The only way to secure and retrieve data efficiently is to have effective backup and recovery systems in place. To achieve this, businesses first need to get familiar with both the data they possess and the existing systems they have in place. The lack of awareness is actually the main threat to data security: Pixar’s systems didn’t all crash at the same time, but the issue of the failing backup system only rose to the surface when the main system broke down. Whilst the company was saved by an employee who had additional backup files at home, the team could certainly have been spared a massive scare had they been aware of the systems they hosted and undergone regular backup and recovery testing.

With a clear overview of existing systems, storage can then be optimized by organizing data according to relevance. This means that most recent, top priority files can be accessed quicker than others, whilst making sure older and less relevant files aren’t taking up too much of the storage space by having them archived. This cost-effective, automated system will keep the most relevant and recent data at hand as green data for 30 days or so, to then be moved to a lower amber level of the storage system after 45 days, and then any files untouched for over 60 days will be archived onto tapes or moved onto an object file system. This automated process saves engineers massive amounts of time and effort, allowing them to direct their efforts elsewhere whilst being fully confident their data is in safe hands. Combined with a clear cataloging scheme, the system will tell the end-user exactly where their data is being held and moved to at all times.

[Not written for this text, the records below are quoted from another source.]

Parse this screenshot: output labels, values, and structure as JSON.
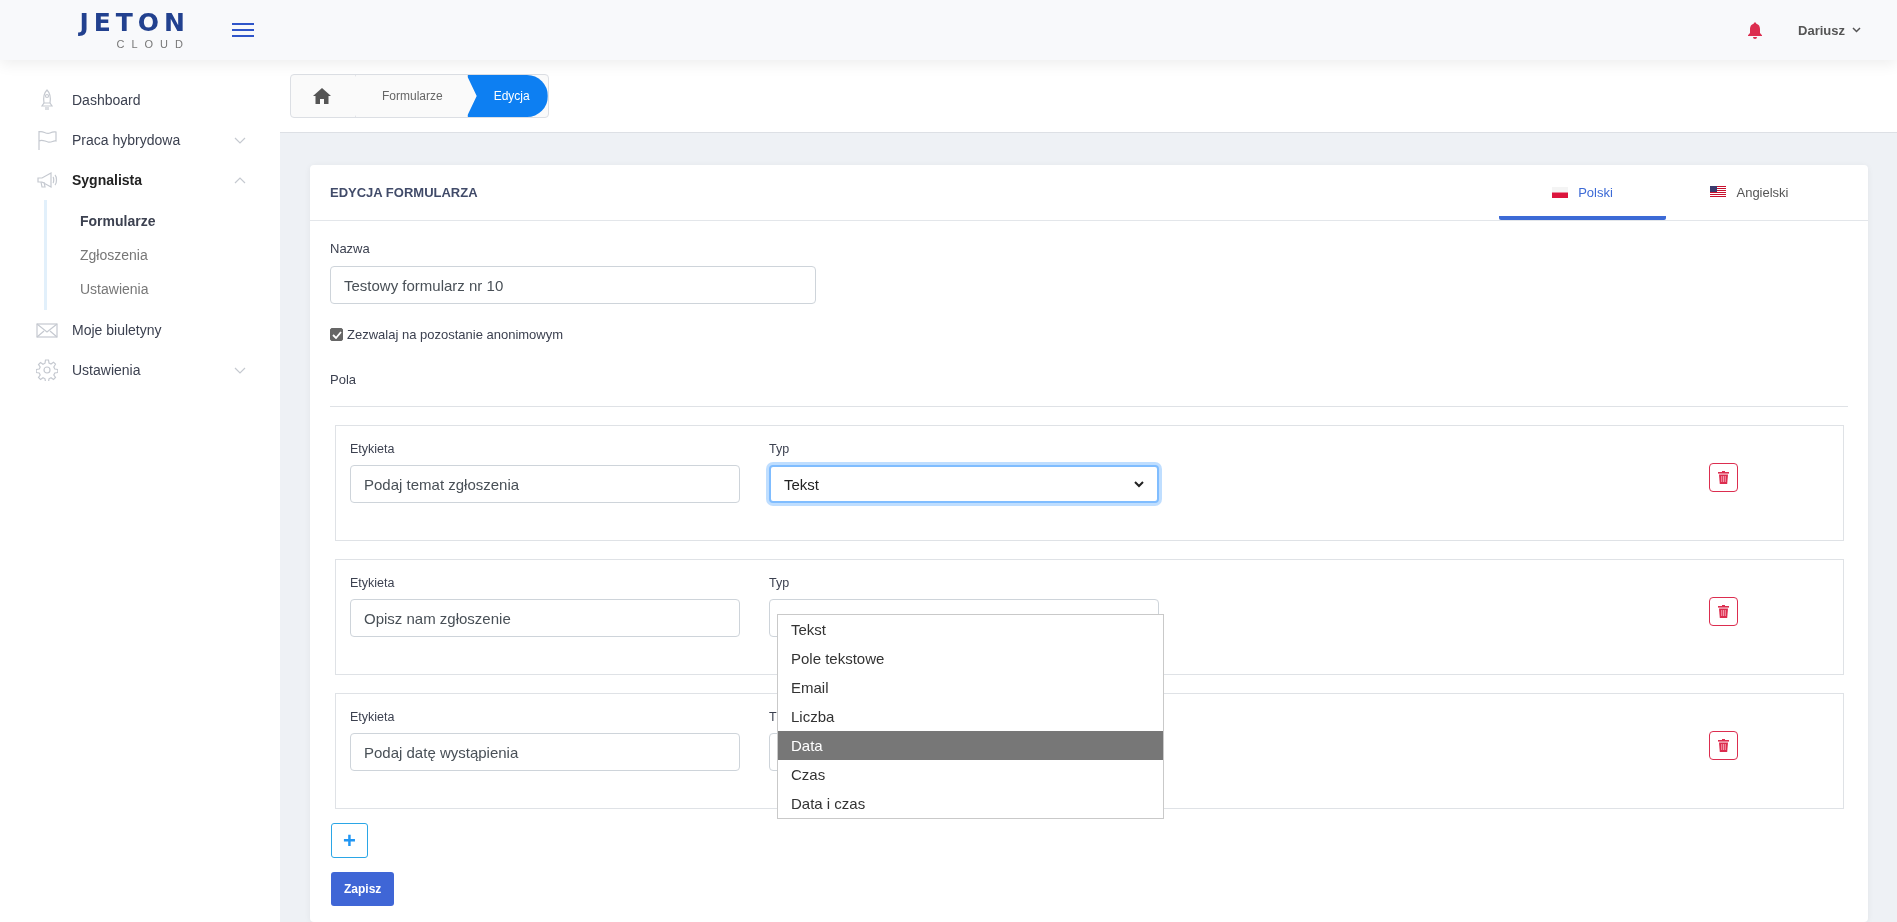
{
  "header": {
    "logo_main": "JETON",
    "logo_sub": "CLOUD",
    "user": "Dariusz"
  },
  "sidebar": {
    "items": [
      {
        "label": "Dashboard",
        "kind": "rocket",
        "expanded": false,
        "has_chevron": false
      },
      {
        "label": "Praca hybrydowa",
        "kind": "flag",
        "expanded": false,
        "has_chevron": true
      },
      {
        "label": "Sygnalista",
        "kind": "megaphone",
        "expanded": true,
        "has_chevron": true,
        "children": [
          {
            "label": "Formularze",
            "selected": true
          },
          {
            "label": "Zgłoszenia",
            "selected": false
          },
          {
            "label": "Ustawienia",
            "selected": false
          }
        ]
      },
      {
        "label": "Moje biuletyny",
        "kind": "mail",
        "expanded": false,
        "has_chevron": false
      },
      {
        "label": "Ustawienia",
        "kind": "gear",
        "expanded": false,
        "has_chevron": true
      }
    ]
  },
  "breadcrumb": [
    {
      "label": "Formularze",
      "selected": false
    },
    {
      "label": "Edycja",
      "selected": true
    }
  ],
  "card": {
    "title": "EDYCJA FORMULARZA",
    "tabs": [
      {
        "label": "Polski",
        "kind": "pl",
        "selected": true
      },
      {
        "label": "Angielski",
        "kind": "us",
        "selected": false
      }
    ],
    "name_label": "Nazwa",
    "name_value": "Testowy formularz nr 10",
    "anonymous": {
      "label": "Zezwalaj na pozostanie anonimowym",
      "checked": true
    },
    "fields_heading": "Pola",
    "fields": [
      {
        "label_caption": "Etykieta",
        "label_value": "Podaj temat zgłoszenia",
        "type_caption": "Typ",
        "type_value": "Tekst",
        "focused": true
      },
      {
        "label_caption": "Etykieta",
        "label_value": "Opisz nam zgłoszenie",
        "type_caption": "Typ",
        "focused": false,
        "dropdown_open": true
      },
      {
        "label_caption": "Etykieta",
        "label_value": "Podaj datę wystąpienia",
        "type_caption": "T",
        "focused": false
      }
    ],
    "dropdown_options": [
      {
        "label": "Tekst",
        "selected": false
      },
      {
        "label": "Pole tekstowe",
        "selected": false
      },
      {
        "label": "Email",
        "selected": false
      },
      {
        "label": "Liczba",
        "selected": false
      },
      {
        "label": "Data",
        "selected": true
      },
      {
        "label": "Czas",
        "selected": false
      },
      {
        "label": "Data i czas",
        "selected": false
      }
    ],
    "add_button": "+",
    "save_button": "Zapisz"
  }
}
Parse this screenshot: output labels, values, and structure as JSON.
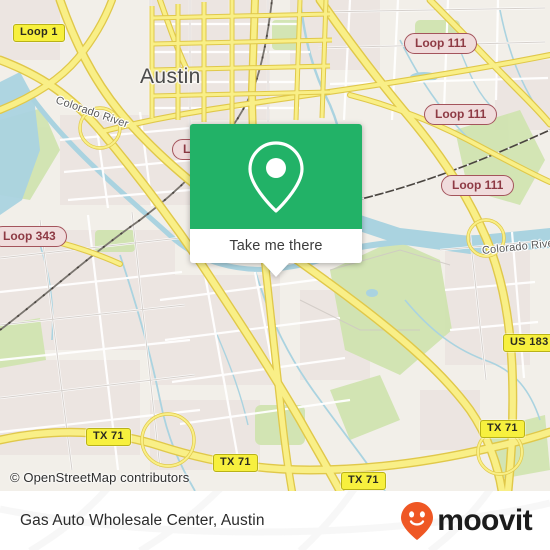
{
  "map": {
    "city_label": "Austin",
    "attribution": "© OpenStreetMap contributors",
    "river_labels": [
      {
        "text": "Colorado River"
      },
      {
        "text": "Colorado River"
      }
    ],
    "road_shields": [
      {
        "text": "Loop 1",
        "style": "yellow"
      },
      {
        "text": "Loop 111",
        "style": "red"
      },
      {
        "text": "Loop 111",
        "style": "red"
      },
      {
        "text": "Loop 111",
        "style": "red"
      },
      {
        "text": "Loop 343",
        "style": "red"
      },
      {
        "text": "Loop 343",
        "style": "red"
      },
      {
        "text": "US 183",
        "style": "yellow"
      },
      {
        "text": "TX 71",
        "style": "yellow"
      },
      {
        "text": "TX 71",
        "style": "yellow"
      },
      {
        "text": "TX 71",
        "style": "yellow"
      },
      {
        "text": "TX 71",
        "style": "yellow"
      }
    ],
    "colors": {
      "land": "#f2efe9",
      "urban": "#ece4e0",
      "park": "#cfe3ae",
      "water": "#aad3e0",
      "highway": "#f7e67e",
      "road": "#ffffff"
    }
  },
  "callout": {
    "icon": "location-pin-icon",
    "action_label": "Take me there",
    "accent_color": "#22b267"
  },
  "bottom_bar": {
    "place_name": "Gas Auto Wholesale Center, Austin",
    "brand_name": "moovit",
    "brand_icon": "moovit-smiley-pin-icon",
    "brand_color": "#ef5724"
  }
}
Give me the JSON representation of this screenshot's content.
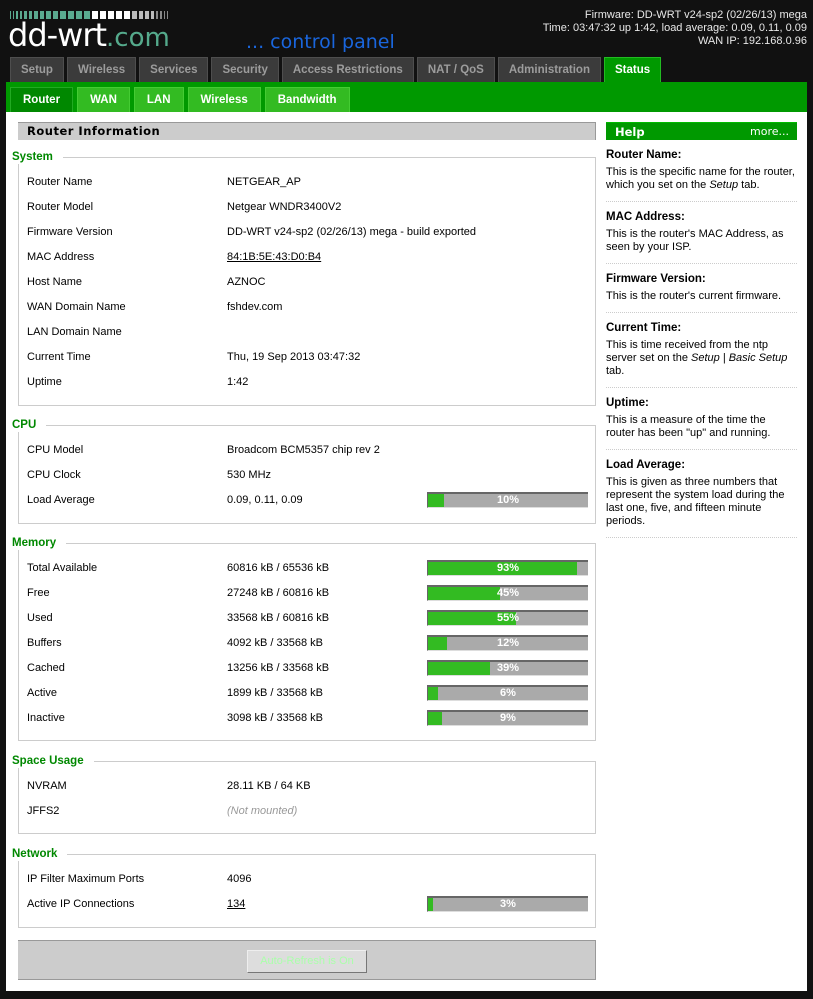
{
  "header": {
    "logo_main": "dd-wrt",
    "logo_suffix": ".com",
    "logo_subtitle": "... control panel",
    "firmware_line": "Firmware: DD-WRT v24-sp2 (02/26/13) mega",
    "time_line": "Time: 03:47:32 up 1:42, load average: 0.09, 0.11, 0.09",
    "wan_ip_line": "WAN IP: 192.168.0.96"
  },
  "main_tabs": [
    {
      "label": "Setup",
      "active": false
    },
    {
      "label": "Wireless",
      "active": false
    },
    {
      "label": "Services",
      "active": false
    },
    {
      "label": "Security",
      "active": false
    },
    {
      "label": "Access Restrictions",
      "active": false
    },
    {
      "label": "NAT / QoS",
      "active": false
    },
    {
      "label": "Administration",
      "active": false
    },
    {
      "label": "Status",
      "active": true
    }
  ],
  "sub_tabs": [
    {
      "label": "Router",
      "active": true
    },
    {
      "label": "WAN",
      "active": false
    },
    {
      "label": "LAN",
      "active": false
    },
    {
      "label": "Wireless",
      "active": false
    },
    {
      "label": "Bandwidth",
      "active": false
    }
  ],
  "page_title": "Router Information",
  "system": {
    "legend": "System",
    "rows": [
      {
        "label": "Router Name",
        "value": "NETGEAR_AP"
      },
      {
        "label": "Router Model",
        "value": "Netgear WNDR3400V2"
      },
      {
        "label": "Firmware Version",
        "value": "DD-WRT v24-sp2 (02/26/13) mega - build exported"
      },
      {
        "label": "MAC Address",
        "value": "84:1B:5E:43:D0:B4"
      },
      {
        "label": "Host Name",
        "value": "AZNOC"
      },
      {
        "label": "WAN Domain Name",
        "value": "fshdev.com"
      },
      {
        "label": "LAN Domain Name",
        "value": ""
      },
      {
        "label": "Current Time",
        "value": "Thu, 19 Sep 2013 03:47:32"
      },
      {
        "label": "Uptime",
        "value": "1:42"
      }
    ]
  },
  "cpu": {
    "legend": "CPU",
    "rows": [
      {
        "label": "CPU Model",
        "value": "Broadcom BCM5357 chip rev 2"
      },
      {
        "label": "CPU Clock",
        "value": "530 MHz"
      },
      {
        "label": "Load Average",
        "value": "0.09, 0.11, 0.09",
        "percent": 10,
        "percent_label": "10%"
      }
    ]
  },
  "memory": {
    "legend": "Memory",
    "rows": [
      {
        "label": "Total Available",
        "value": "60816 kB / 65536 kB",
        "percent": 93,
        "percent_label": "93%"
      },
      {
        "label": "Free",
        "value": "27248 kB / 60816 kB",
        "percent": 45,
        "percent_label": "45%"
      },
      {
        "label": "Used",
        "value": "33568 kB / 60816 kB",
        "percent": 55,
        "percent_label": "55%"
      },
      {
        "label": "Buffers",
        "value": "4092 kB / 33568 kB",
        "percent": 12,
        "percent_label": "12%"
      },
      {
        "label": "Cached",
        "value": "13256 kB / 33568 kB",
        "percent": 39,
        "percent_label": "39%"
      },
      {
        "label": "Active",
        "value": "1899 kB / 33568 kB",
        "percent": 6,
        "percent_label": "6%"
      },
      {
        "label": "Inactive",
        "value": "3098 kB / 33568 kB",
        "percent": 9,
        "percent_label": "9%"
      }
    ]
  },
  "space": {
    "legend": "Space Usage",
    "rows": [
      {
        "label": "NVRAM",
        "value": "28.11 KB / 64 KB"
      },
      {
        "label": "JFFS2",
        "value": "(Not mounted)"
      }
    ]
  },
  "network": {
    "legend": "Network",
    "rows": [
      {
        "label": "IP Filter Maximum Ports",
        "value": "4096"
      },
      {
        "label": "Active IP Connections",
        "value": "134",
        "percent": 3,
        "percent_label": "3%"
      }
    ]
  },
  "refresh_button": "Auto-Refresh is On",
  "help": {
    "title": "Help",
    "more": "more...",
    "items": [
      {
        "title": "Router Name:",
        "text_before": "This is the specific name for the router, which you set on the ",
        "em": "Setup",
        "text_after": " tab."
      },
      {
        "title": "MAC Address:",
        "text_before": "This is the router's MAC Address, as seen by your ISP.",
        "em": "",
        "text_after": ""
      },
      {
        "title": "Firmware Version:",
        "text_before": "This is the router's current firmware.",
        "em": "",
        "text_after": ""
      },
      {
        "title": "Current Time:",
        "text_before": "This is time received from the ntp server set on the ",
        "em": "Setup | Basic Setup",
        "text_after": " tab."
      },
      {
        "title": "Uptime:",
        "text_before": "This is a measure of the time the router has been \"up\" and running.",
        "em": "",
        "text_after": ""
      },
      {
        "title": "Load Average:",
        "text_before": "This is given as three numbers that represent the system load during the last one, five, and fifteen minute periods.",
        "em": "",
        "text_after": ""
      }
    ]
  },
  "colors": {
    "accent_green": "#009900",
    "bar_fill": "#33bb22",
    "bar_track": "#aaaaaa",
    "legend_green": "#008800",
    "subtitle_blue": "#1a66dd"
  }
}
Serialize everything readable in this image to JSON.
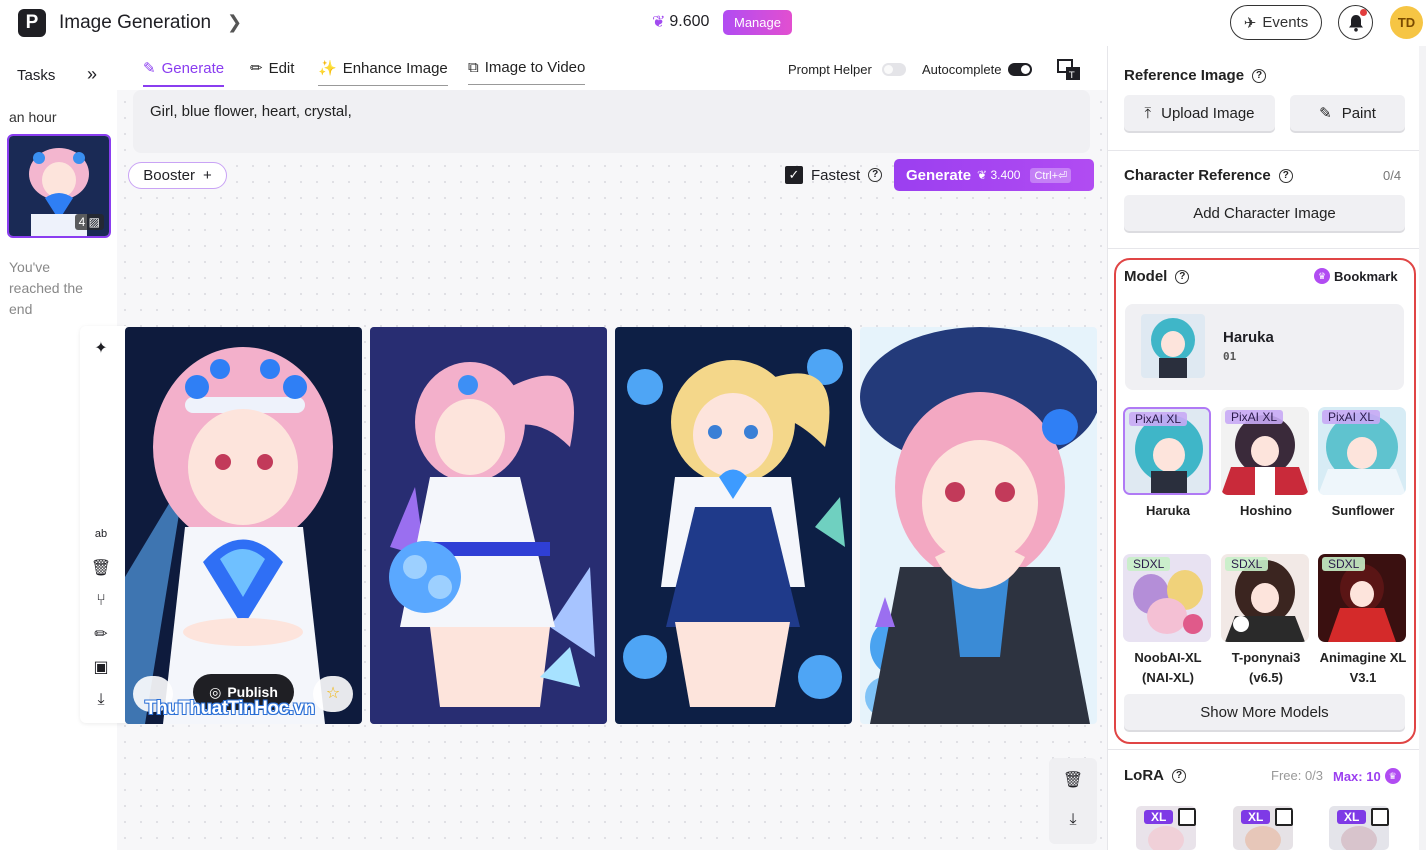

To save on storage space, old files need to be moved out of the way to make space for more relevant ones. Once a project is done, files tend to be left unprocessed, leaving them stored somewhere in the vast data library gathering dust for an infinite amount of time. We’ve witnessed that very few steps are normally taken to either archive or delete old files, which effectively fills out and overwhelms libraries making them much harder to navigate. Most of the data will, and should, be kept for future reference, as clients often return to old projects wanting to rerun or rework existing material. This doesn’t however mean it can simply be left untouched–setting up proper archiving and recovery systems will make everyday life easier for those working in post-production houses, and potentially save the business as clients often work with several post-production houses at once and will always go for whichever can provide the quickest turnaround.

Post-production houses hold huge amounts of data, and are constantly challenged by time wasted on locating, recovering, managing and moving files. Unreliable legacy systems protecting this data further adds to the headache of engineers, whilst putting the whole business relying on this data in danger. Furthermore, with producers often needing to turn projects around as quickly as possible, it is not unusual for them to work with several post-production houses at once and decide to go with the one that can meet those demands. With the right tools, recovering files will no longer be an exhausting and time-consuming task, and may even help your business win clients. 

Claire Goodall is the senior client executive at Tectrade.